── Records for this exercise ──

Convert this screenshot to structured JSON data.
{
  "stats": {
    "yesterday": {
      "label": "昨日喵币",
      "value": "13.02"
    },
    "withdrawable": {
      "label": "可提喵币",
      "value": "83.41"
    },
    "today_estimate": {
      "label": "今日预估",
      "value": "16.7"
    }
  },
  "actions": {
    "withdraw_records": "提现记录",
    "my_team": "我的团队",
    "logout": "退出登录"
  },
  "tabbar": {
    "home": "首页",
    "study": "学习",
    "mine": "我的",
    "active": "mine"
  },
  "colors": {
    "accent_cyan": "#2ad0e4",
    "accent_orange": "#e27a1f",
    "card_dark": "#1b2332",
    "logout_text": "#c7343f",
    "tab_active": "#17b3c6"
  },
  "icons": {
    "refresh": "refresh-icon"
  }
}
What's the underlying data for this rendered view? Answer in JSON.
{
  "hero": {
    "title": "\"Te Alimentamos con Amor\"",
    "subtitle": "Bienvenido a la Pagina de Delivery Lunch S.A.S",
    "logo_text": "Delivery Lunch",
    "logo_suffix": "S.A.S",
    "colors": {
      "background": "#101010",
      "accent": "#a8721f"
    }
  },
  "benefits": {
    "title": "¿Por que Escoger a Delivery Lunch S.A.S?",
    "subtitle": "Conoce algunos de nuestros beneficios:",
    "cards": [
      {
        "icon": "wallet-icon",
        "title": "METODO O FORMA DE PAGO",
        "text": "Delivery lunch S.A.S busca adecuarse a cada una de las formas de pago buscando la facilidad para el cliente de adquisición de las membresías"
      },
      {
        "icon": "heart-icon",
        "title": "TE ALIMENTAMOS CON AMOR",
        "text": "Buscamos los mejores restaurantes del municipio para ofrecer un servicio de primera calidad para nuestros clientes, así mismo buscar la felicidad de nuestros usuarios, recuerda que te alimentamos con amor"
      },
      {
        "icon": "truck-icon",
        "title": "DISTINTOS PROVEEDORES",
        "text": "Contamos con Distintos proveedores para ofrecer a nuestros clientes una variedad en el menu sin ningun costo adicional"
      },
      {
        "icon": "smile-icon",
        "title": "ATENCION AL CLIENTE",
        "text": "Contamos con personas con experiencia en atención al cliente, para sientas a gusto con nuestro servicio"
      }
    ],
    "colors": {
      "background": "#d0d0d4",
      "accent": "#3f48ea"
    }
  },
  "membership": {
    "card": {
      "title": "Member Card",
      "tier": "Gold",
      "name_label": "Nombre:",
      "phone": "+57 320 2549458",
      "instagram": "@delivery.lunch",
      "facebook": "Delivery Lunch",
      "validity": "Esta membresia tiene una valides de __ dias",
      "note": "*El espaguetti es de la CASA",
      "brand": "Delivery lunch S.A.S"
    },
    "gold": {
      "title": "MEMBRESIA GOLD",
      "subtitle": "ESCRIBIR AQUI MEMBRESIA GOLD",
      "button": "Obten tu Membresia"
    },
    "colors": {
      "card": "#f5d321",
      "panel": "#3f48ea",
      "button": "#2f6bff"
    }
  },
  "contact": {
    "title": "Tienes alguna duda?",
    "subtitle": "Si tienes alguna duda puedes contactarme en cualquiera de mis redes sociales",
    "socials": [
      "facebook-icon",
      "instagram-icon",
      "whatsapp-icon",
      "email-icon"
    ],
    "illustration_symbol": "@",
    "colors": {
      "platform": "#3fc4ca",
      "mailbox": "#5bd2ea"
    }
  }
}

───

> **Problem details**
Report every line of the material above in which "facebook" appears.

> **Exercise result**
      "facebook": "Delivery Lunch",
      "facebook-icon",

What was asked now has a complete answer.